5 - Change the classpath of all tasks (compile, compileTestJava, etc) to use this new config instead of the default

It worked, but IntelliJ doesn’t perceive those ‘dynamically resolved configuration’, so it doesn’t include the transitive deps on its workspace classpath.

At least the command line is working, I guess :stuck_out_tongue:

I just encountered the same problem today with Gradle 1.12! All of our locally-generated ivy.xml files contain the “build” attribute, but Gradle only chokes on a handful of them, the rest seem fine. Did you ever come up with a better solution that the ugly workaround?

I also posted another query today indicating that, though a google guava jar was mentioned 14 times in the debug log, it was not downloaded and added to the CLASSPATH, resulting in a compilation error.
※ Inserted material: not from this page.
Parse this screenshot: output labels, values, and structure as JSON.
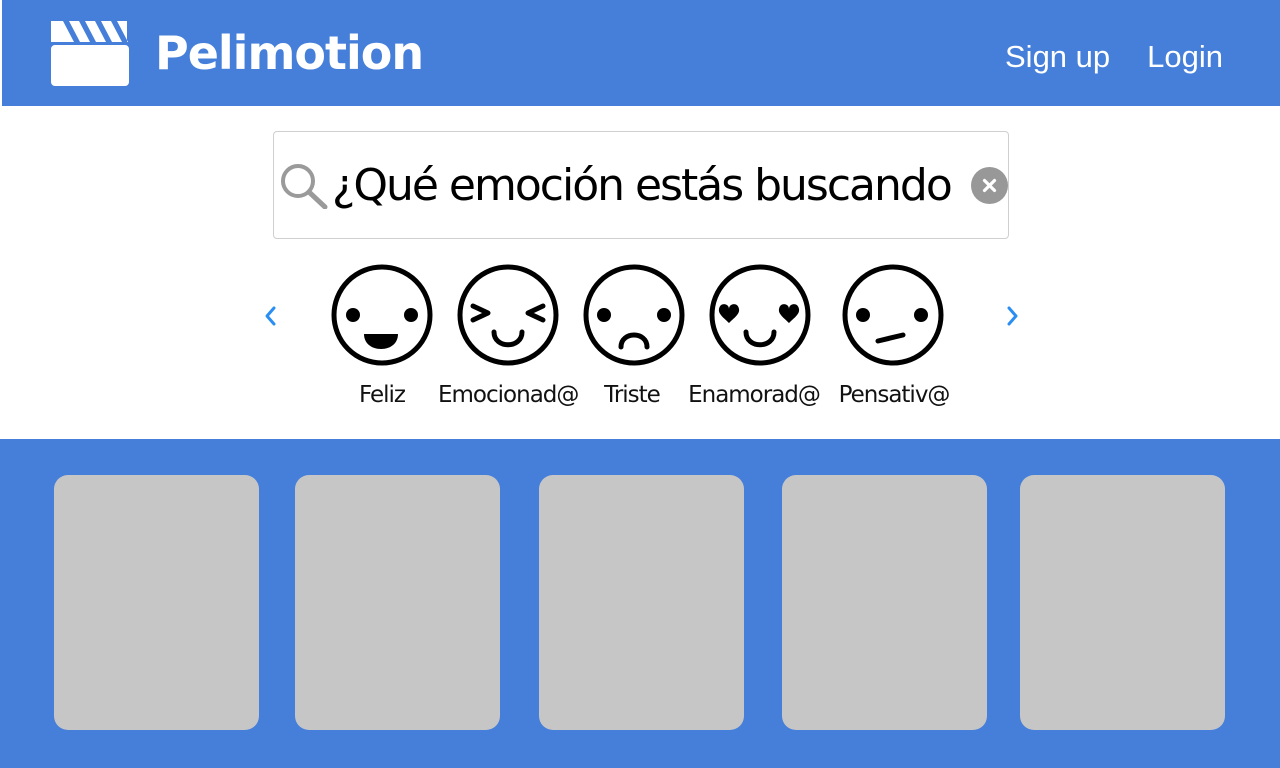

The point is, unless you got a private response (which I have not yet gotten), it seems that the folks at Gradle are not monitoring this Forum, or at least not as well as I would expect. If not, what’s the point of it?


This is the Gradle Community Forum. Gradle developers might respond some of the time, but it is not an official support channel. You may get a response from a member of the community, if they’ve experienced the problem, or they’re interested in doing some research to figure out what is going on. Just like StackOverflow, the easier you make it to reproduce your problem, the more likely someone will spend their free time trying to help out. However, it’s never guaranteed that a member of the community is willing to do that or that the response is prompt.

I do understand that, thanks, just not sure how else to get some insights my issue, was wondering if the fellow got a private response with information as to how to address his issue.


Hey, Tim! Long time no see :smiley:

Unfortunately, I didn’t get any insight or private messages on that issue.
I don’t remember what became of it either, sorry

Do note that we worked at the same company at the time this was posted (aug 2017), so whatever I did you may have more access to it than I (if you still working there) :sweat_smile:

Good luck,

That is hilarious, I thought your name sounded familiar. Yes, still here, still fighting the good (?) fight, probably encountering the same issue you did with the same body of code. Yes, I’m having a terrible time trying to get some help on some of this stuff, though I did find another post that worked around the issue you brought up by using a URLResolver with “validate=false” instead of the native ivy{} block, so I’m kicking that a bit.

Hope all is well in your world, what are you up to these days?